“Through Varric, I’ve lost more coin to Hawke playing Wicked Grace than I can to admit. At least her brother, Carver, is a terrible player.”
“He is! I love Wicked Grace nights at Varric’s house, he always invites the most interesting people. He has this friend, Sera, she always comes to play, but can never stay sober enough to make through an entire game.”
Dorian chuckled as he knew exactly what Adaar meant as he spent an obscene amount of time with Sera. “That’s because Sera is an awful lightweight and can barely make through a pint without getting drunk. Her wife, Dagna, can hold her own, though hopefully she isn’t damaging her valuable brain cells with her hearty dwarven thirst.”
“You know Dagna? Isn’t she brilliant? She used to work at my university until last year, I’m still fuming that she took that job at Herald University, she was one of our best researchers.”
“I know, that’s why my university offered her so much more money,” Dorian was rather smug about that and Adaar shook his fist at Dorian in jest.
“It’s a wonder that we know so many of the same people, but the gallery opening was the first time we’ve met,” Adaar commented, his cheeks delightfully flushed from the alcohol and heat.
It was odd that they never crossed paths before, but then Dorian asked, “How long have you and Iron Bull been in Skyhold?”
“About two and half years,” Iron Bull answered as he came back to the table with their drinks.
Their lack of acquaintance made more sense, in the years that Adaar and Iron Bull were in residence at Skyhold, Dorian was detached from the rest of the world.

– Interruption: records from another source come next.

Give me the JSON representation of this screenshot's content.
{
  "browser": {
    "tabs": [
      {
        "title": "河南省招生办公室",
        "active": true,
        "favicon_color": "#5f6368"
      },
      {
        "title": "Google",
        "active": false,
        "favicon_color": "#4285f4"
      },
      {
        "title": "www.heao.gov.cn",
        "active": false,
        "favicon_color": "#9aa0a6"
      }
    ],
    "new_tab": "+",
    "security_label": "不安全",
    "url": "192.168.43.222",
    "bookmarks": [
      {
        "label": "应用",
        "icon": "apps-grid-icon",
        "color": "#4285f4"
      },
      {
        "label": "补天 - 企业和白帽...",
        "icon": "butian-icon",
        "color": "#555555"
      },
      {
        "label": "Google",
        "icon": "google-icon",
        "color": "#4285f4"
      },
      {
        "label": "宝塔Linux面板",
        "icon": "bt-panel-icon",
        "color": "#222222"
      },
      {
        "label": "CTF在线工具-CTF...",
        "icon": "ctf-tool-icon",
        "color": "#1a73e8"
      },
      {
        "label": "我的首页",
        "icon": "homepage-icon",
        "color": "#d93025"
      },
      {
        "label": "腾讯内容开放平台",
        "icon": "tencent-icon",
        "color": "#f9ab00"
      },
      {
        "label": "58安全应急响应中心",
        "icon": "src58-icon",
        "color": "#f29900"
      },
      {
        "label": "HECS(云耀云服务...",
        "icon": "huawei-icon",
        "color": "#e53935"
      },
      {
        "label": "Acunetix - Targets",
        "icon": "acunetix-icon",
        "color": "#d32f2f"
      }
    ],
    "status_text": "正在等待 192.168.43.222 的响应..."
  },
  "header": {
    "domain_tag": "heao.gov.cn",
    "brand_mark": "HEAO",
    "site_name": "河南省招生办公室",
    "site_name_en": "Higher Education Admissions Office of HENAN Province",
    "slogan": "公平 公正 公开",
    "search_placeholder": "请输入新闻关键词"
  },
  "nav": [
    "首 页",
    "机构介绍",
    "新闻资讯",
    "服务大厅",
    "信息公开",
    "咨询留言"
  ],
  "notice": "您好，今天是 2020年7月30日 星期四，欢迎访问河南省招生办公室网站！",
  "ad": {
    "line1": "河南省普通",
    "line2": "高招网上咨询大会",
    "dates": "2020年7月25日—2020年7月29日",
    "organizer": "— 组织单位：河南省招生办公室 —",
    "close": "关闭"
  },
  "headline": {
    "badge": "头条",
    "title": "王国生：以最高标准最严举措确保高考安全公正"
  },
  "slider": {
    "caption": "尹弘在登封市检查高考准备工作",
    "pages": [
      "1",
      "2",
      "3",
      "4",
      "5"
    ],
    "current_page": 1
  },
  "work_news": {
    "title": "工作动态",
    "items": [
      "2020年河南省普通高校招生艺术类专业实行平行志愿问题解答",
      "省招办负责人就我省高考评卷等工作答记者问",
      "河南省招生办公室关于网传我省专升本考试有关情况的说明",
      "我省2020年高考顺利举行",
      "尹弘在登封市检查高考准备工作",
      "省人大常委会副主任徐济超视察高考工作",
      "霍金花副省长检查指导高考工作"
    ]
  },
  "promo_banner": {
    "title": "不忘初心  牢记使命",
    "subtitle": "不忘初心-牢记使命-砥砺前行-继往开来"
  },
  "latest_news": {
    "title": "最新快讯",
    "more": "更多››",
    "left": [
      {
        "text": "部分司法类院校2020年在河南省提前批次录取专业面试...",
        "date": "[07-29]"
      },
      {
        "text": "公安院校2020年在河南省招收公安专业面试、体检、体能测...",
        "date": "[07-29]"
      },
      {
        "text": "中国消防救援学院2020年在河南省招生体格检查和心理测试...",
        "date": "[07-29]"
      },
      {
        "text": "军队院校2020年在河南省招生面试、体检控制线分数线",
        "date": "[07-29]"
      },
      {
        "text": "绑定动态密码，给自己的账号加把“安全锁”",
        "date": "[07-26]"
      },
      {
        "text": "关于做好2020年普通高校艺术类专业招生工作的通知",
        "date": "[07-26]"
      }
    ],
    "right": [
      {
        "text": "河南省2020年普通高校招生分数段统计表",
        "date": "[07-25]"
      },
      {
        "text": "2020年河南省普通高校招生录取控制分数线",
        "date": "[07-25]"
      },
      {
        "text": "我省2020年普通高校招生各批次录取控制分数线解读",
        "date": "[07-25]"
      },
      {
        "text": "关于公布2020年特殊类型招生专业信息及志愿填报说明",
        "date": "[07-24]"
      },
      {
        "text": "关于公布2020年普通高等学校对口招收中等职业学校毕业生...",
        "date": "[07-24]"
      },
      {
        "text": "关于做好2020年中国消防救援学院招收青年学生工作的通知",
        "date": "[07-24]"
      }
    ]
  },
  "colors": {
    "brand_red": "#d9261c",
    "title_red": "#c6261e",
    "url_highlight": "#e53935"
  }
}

Dorian closed his eyes briefly, his mind skimming over the deep well of emotions about the past few years of his life. The way his world unraveled and narrowed and became insulated in despair and grief.
“I’ve been on sabbatical,” Dorian fibbed, “and my life was so disorganized afterwards that I haven’t been out much, though I do confess that I have become more of a homebody in my advancing age. Dreadful, isn’t it? You get to a certain age and suddenly you look forward to watching movies at your friend’s house and farmers’ markets on the weekend instead of going out to bars and meeting new people.”
“Where did you go for your sabbatical?” Adaar asked.
“Around the north and Tevinter,” Dorian answered, that was less of a lie. He did spend time back in Tevinter, though he couldn’t remember much of it. He just remembered how disconnected he was at the time, of others shuffling him from place to place, and no small amount of anger directed at him.
“Back home to see family?”
That last word was like barb to Dorian, it caught in his heart and dug in deep. “Something like that.”
“Hey Dorian, want to join me next weekend to watch the playoff game? I told you that this is the best place to watch football,” Iron Bull cut in, effectively putting an end to the increasingly uncomfortable train of conversation.
Iron Bull’s interruption was a small comfort to Dorian, though he felt embarrassed at the intolerably kind expression on Iron Bull’s face. To further Dorian’s awkwardness, Adaar blinked a few times and shared a look with his boyfriend. They were speaking the silent language of a close couple, communicating with each other in a way that no one else could understand. It made Dorian ache.
“I’m not sure if I would be the best of companions for watching the game with, I am still bitter about my team not being in the playoffs,” Dorian tried to politely decline.
“Come on, everyone else here will be cheering for the Mabaris, I need a northerner to stand in solidarity with me against the Fereldans and Adaar won’t come with me.”
“I certainly won’t,” Adaar confirmed. “And Krem won’t go with you because he’s still sobbing over the Dragons.”
Dorian hesitated, but he could think of no reason to refuse the offer. In truth, he found that he liked the Iron Bull almost as much as he liked Adaar. Apart from his previous humiliation in flirting with Adaar, Dorian could see no reason why he shouldn’t associate with the couple. If anything, he could keep them as casual acquaintances.
“Alright, I suppose I must protect you from the Fereldan masses if Adaar will not.”
Dorian figured that one outing couldn’t hurt and then he could put some distance between him and the Qunari couple.